References

1. Lamberg SI, Bunn PA. Proceeding of the workshop on cutaneous T-cell lymphomas (mycosis fungoides and Sèzary syndromes). Cancer Treat Rep 1979; 63:561. PubMed

2. Ameen, M, Darva, A, Black, MM, McGibbon, DH, Russell-Jones, R. CD8-positive mycosis fungoides presenting as capillaritis. Brit J of Dermatol 2000; 142 (3), 564-567. PubMed

3. Fitzpatrick TB, Eisen AZ, Wolff K, Freedberg IM, Austen, KF. Dermatology in General Medicine, 4th ed., Vol. 1. New York: McGraw-Hill, Inc., 1993; 1283-1307.

4. Weedon D. Skin Pathology, New York: Churchill Livingstone, 1997; 905-909.

5. Santucci M, Biggeri A, Feller AC, et al. Efficacy of histologic criteria for diagosing early mycosis fungoides, an EORTC cutaneous lymphoma study group investigation. Am J Surg Pathol 2000; 24: 40-50. PubMed

6. Tristani-Firouzi P, Meadows KP, Vanderhofft S. Pigmented purpuric eruptions of childhood: a series of cases and review of literature. Pediatr Dermatol 2001; 18:299-304. PubMed

7. Martinez W, del Pozo J, Vazquez J, Yebra-Pimentel MT, Almagro M, Garcia-Silva J, Fonseca E. Cutaneous T-cell lymphoma presenting as disseminated, pigmented, purpura-like eruption.
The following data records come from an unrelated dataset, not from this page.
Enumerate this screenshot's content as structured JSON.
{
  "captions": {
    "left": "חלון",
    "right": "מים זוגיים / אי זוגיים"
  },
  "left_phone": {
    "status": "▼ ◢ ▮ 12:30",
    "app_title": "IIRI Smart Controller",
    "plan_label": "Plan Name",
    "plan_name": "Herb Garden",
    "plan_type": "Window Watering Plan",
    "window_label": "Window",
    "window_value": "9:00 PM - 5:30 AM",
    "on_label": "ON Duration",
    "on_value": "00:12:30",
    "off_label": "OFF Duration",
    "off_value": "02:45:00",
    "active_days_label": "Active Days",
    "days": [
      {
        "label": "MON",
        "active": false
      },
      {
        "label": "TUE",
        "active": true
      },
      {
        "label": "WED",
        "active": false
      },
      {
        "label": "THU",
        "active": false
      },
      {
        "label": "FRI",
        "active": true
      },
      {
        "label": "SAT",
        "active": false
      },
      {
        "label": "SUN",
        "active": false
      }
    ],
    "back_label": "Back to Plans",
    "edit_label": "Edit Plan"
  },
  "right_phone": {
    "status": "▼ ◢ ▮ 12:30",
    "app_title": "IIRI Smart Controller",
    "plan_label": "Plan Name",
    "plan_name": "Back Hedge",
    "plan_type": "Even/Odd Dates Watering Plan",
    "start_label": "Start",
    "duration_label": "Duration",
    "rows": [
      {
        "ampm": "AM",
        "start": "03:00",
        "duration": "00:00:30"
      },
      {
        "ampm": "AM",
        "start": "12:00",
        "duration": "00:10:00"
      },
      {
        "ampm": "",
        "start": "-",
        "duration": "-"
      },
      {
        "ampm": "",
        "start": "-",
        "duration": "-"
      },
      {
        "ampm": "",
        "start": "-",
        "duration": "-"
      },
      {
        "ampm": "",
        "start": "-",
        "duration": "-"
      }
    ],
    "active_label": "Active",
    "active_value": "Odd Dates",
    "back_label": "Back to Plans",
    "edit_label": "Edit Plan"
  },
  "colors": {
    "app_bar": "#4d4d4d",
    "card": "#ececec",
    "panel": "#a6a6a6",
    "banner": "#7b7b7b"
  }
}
Int J Dermatol. 2001 Feb;40(2):140-4. No abstract available. PubMed

8. Waisman M, Waisman M. Lichen aureus. Arch Dermatol 1976; 112: 696-697. PubMed
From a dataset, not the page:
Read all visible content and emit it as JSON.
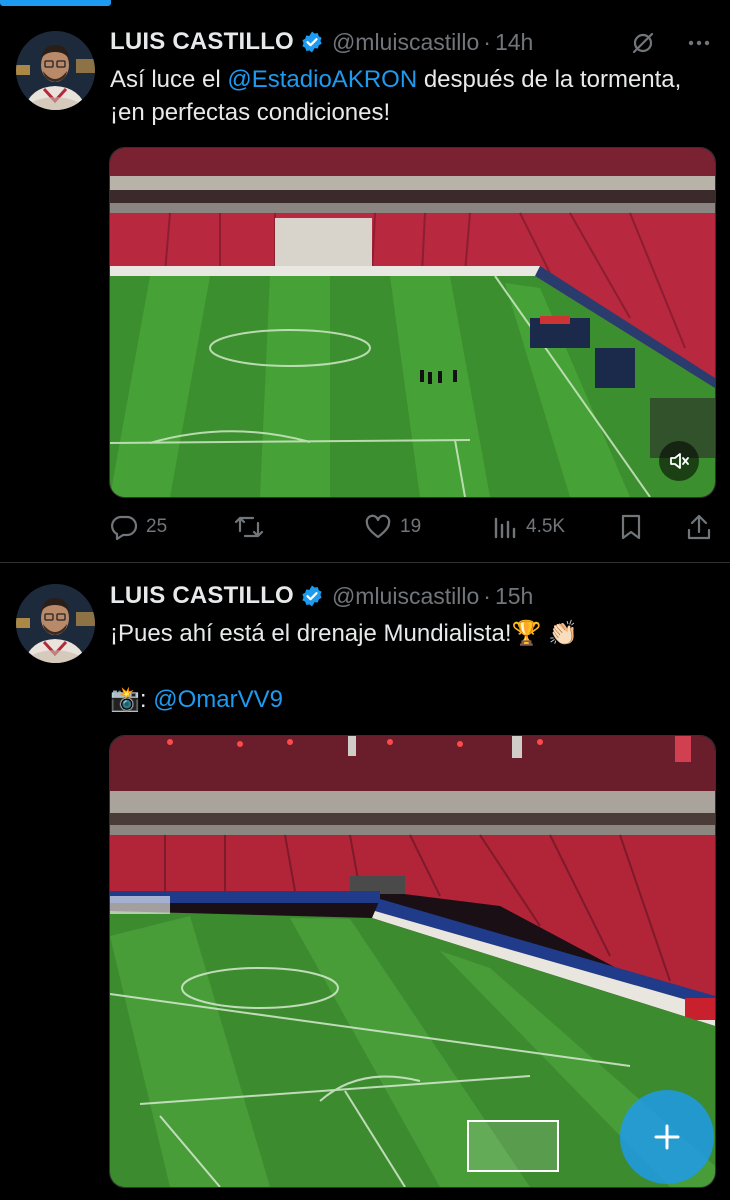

9. Barnhill RL, Braverman IM. Progression of pigmented purpura-like eruptions to mycosis fungoides: report of three cases. J Am Acad Dermatol 1988; 19: 25-31. PubMed

10. Cather JC, Farmer A, Jackow C, Manning JT, Shin DM, Duvic M. Unusual presentation of mycosis fungoides as pigmented purpura with malignant thymoma. J Am Acad Dermatol 1998; 39: 858-863. PubMed

11. Toro JR, Sander CA, LeBoit FE. Persistent pigmented purpuric dermatitis and mycosis fungoides: stimulant, precursor, or both? Am J Dermatopathol 1997; 19 (2): 108-118. PubMed

12. Puddu P, Ferranti G, Frezzolini A, et al. Pigmented purpura-like eruption as cutaneous of mycosis fungoides with autoimmune purpura. J Am Acad Dermatol 1999; 40: 298-299. PubMed

13. Crowson AN, Magro CM, Zahorchak R. Atypical pigmentary purpura: a clinical, histopathologic, and genotypic study. Hum Pathol 1999; 30: 1004-1012. PubMed

© 2004 Dermatology Online Journal